What we know about the explosion in Beirut
BEIRUT -- Three days after a massive explosion rocked Beirut, killing at least 149 people and causing widespread devastation, rescuers are still searching for survivors and the government is investigating what caused the disaster.
Here's what we know at this point:
A CATASTROPHIC TOLL
Tuesday's blast killed at least 149 people and wounded more than 5,000. It struck with the force of an earthquake, blowing out windows and doors across the capital and leaving several city blocks littered with broken glass, rubble and demolished vehicles. It was the biggest explosion ever seen in the city, which was split in half during the 1975-1990 civil war and has a long history of bombings and terror attacks. Authorities estimate that 300,000 people were initially left homeless -- about 12% of the city's population -- and that the city will need $10 billion to $15 billion to rebuild. The blast also obliterated the main port of a tiny country that relies on imports, and shredded a towering silo that had held an estimated 85% of Lebanon's grain.
A WAREHOUSE FULL OF EXPLOSIVES
The blast appears to have been caused by the ignition of a stockpile of 2,750 tons of ammonium nitrate, a chemical used in fertilizers and explosives, that had been stored at the port since it was seized from an impounded cargo ship in 2013. Video footage shows a fire at the port, with what appear to be fireworks going off, before a massive explosion rocks the city and sends a mushroom cloud into the sky. It's unclear what caused the fire, but there is so far no evidence of an attack.
AN ONGOING INVESTIGATION
The government has launched an investigation that appears to be focused on port and customs officials, with at least 16 employees detained and others brought in for questioning. Officials at the port have sought to shift blame, saying they warned senior officials of the dangers posed by storing a huge amount of ammonium nitrate in a civilian port but that no action was taken. Many Lebanese place the blame squarely on the political class that rose to power during the civil war, which is widely seen as corrupt and incompetent. Scattered protests have broken out, with some people chanting "revolution," and more unrest seems likely as the full extent of the tragedy sinks in.
A COUNTRY ALREADY ON THE BRINK
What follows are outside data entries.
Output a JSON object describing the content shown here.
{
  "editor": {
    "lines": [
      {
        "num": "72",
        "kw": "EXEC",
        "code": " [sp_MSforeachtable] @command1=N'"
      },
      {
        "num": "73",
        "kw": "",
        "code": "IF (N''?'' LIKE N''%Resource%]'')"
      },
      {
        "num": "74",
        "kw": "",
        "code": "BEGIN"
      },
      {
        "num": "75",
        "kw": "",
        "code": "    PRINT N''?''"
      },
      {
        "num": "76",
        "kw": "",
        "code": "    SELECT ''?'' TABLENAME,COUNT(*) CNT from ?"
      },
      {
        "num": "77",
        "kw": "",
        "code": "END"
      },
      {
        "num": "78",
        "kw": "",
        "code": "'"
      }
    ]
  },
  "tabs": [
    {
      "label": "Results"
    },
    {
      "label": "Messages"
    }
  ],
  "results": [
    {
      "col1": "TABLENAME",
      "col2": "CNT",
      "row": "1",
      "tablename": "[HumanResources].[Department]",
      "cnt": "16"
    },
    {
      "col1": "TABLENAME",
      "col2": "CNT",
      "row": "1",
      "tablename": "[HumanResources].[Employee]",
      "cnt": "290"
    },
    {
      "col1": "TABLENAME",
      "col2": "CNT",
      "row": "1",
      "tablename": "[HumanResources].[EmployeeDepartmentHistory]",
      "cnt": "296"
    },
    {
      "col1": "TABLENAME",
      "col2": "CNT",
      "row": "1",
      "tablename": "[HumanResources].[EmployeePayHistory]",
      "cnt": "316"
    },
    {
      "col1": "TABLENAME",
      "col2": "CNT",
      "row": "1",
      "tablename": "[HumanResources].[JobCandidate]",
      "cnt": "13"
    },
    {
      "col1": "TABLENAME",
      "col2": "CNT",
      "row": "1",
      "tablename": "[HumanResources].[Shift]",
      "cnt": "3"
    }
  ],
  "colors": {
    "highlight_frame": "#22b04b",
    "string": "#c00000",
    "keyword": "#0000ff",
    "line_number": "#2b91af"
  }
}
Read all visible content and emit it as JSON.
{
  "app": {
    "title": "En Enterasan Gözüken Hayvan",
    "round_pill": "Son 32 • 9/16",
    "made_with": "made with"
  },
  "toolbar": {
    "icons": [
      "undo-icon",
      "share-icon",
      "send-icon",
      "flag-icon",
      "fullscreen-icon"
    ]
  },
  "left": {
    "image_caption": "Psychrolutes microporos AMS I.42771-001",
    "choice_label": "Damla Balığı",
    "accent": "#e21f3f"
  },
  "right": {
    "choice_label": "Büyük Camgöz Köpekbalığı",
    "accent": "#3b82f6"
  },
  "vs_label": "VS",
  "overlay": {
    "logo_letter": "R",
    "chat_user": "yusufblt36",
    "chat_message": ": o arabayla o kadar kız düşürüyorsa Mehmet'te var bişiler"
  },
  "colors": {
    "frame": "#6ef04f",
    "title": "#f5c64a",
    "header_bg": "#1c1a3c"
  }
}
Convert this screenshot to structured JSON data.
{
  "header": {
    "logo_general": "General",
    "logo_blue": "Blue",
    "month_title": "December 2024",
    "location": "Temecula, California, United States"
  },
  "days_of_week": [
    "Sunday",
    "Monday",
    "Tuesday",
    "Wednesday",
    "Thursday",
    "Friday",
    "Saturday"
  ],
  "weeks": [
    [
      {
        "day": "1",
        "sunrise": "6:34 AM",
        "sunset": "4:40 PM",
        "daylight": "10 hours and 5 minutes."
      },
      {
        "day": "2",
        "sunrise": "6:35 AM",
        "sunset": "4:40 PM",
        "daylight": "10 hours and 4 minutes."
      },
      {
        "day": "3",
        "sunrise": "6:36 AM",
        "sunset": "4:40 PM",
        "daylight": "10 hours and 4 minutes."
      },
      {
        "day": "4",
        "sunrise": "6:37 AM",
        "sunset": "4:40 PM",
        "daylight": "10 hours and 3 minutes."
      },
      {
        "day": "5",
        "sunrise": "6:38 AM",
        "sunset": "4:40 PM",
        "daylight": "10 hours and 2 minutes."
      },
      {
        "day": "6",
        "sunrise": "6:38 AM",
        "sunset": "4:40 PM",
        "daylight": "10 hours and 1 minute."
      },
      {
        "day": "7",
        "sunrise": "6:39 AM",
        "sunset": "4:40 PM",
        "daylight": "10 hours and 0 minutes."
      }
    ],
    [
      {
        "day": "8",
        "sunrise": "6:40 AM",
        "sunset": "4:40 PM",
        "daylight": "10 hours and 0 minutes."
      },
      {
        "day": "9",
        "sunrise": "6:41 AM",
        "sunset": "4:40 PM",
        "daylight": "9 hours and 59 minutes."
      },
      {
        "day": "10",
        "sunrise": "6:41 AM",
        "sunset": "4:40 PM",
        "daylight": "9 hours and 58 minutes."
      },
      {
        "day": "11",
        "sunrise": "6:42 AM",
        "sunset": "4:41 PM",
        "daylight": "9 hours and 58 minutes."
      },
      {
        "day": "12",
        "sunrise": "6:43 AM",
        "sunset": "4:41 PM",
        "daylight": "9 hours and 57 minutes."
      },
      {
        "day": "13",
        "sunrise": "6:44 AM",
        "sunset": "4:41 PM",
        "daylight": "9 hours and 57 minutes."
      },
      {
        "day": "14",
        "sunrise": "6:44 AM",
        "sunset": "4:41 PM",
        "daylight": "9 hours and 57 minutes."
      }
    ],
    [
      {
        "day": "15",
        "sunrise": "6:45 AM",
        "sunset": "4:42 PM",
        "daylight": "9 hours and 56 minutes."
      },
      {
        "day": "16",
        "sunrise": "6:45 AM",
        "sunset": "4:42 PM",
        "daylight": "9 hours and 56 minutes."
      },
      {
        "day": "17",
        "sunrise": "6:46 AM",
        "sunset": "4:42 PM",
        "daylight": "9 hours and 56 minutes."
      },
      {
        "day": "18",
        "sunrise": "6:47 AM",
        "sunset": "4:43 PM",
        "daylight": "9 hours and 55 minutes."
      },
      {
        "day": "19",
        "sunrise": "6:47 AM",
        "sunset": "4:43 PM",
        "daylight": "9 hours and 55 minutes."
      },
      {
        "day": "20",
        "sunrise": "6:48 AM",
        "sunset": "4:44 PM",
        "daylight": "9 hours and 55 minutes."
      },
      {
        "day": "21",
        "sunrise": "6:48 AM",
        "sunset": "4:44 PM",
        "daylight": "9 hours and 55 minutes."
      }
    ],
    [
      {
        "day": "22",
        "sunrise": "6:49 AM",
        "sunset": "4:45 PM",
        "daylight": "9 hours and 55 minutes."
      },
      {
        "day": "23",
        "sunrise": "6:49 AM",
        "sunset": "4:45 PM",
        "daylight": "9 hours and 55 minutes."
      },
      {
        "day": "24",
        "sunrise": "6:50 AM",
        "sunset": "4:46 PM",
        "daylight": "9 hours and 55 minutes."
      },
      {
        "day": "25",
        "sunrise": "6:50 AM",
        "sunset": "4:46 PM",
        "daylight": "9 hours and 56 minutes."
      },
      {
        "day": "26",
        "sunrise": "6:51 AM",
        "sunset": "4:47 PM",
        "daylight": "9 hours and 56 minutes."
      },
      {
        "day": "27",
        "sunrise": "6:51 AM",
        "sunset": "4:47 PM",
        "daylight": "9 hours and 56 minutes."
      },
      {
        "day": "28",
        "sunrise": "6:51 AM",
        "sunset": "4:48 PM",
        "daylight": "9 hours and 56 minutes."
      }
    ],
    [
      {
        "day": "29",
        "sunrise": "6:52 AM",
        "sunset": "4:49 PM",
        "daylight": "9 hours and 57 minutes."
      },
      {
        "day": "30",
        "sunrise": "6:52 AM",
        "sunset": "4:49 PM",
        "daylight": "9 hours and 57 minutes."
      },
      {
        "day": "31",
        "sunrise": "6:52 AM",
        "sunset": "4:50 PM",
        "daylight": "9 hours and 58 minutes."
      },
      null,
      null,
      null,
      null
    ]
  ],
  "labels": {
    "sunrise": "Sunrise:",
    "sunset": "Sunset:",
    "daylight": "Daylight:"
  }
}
Lebanon was already in the grip of a severe economic crisis rooted in decades of misrule that spawned mass protests last autumn. The currency has plunged in recent months, leading to a painful spike in the prices of basic goods and wiping out many people's life savings. The explosion sent thousands flooding into hospitals that were already strained by the coronavirus pandemic, potentially worsening the country's outbreak. Tens of thousands of people have been forced to move in with friends or relatives, which could also accelerate the spread of the virus. One major hospital was forced to close after it was severely damaged.
AID APPEARS ELUSIVE
Several countries have dispatched emergency aid and search-and-rescue crews to Beirut. But foreign donors are unlikely to provide the sustained, large-scale assistance Lebanon needs without substantial reforms by the country's long-entrenched political leadership. The government, which defaulted on its sovereign debt in March, has been negotiating an emergency bailout from the International Monetary Fund for months, but the talks faltered over Lebanese infighting and resistance to demands for reform. On Thursday, French President Emmanuel Macron promised aid but also called for a "new political order." As he toured one of the hardest-hit neighbourhoods, an angry crowd vented its fury at Lebanon's leaders. But while the blast shattered Lebanon's capital in an instant, its dysfunctional political system remains stubbornly intact.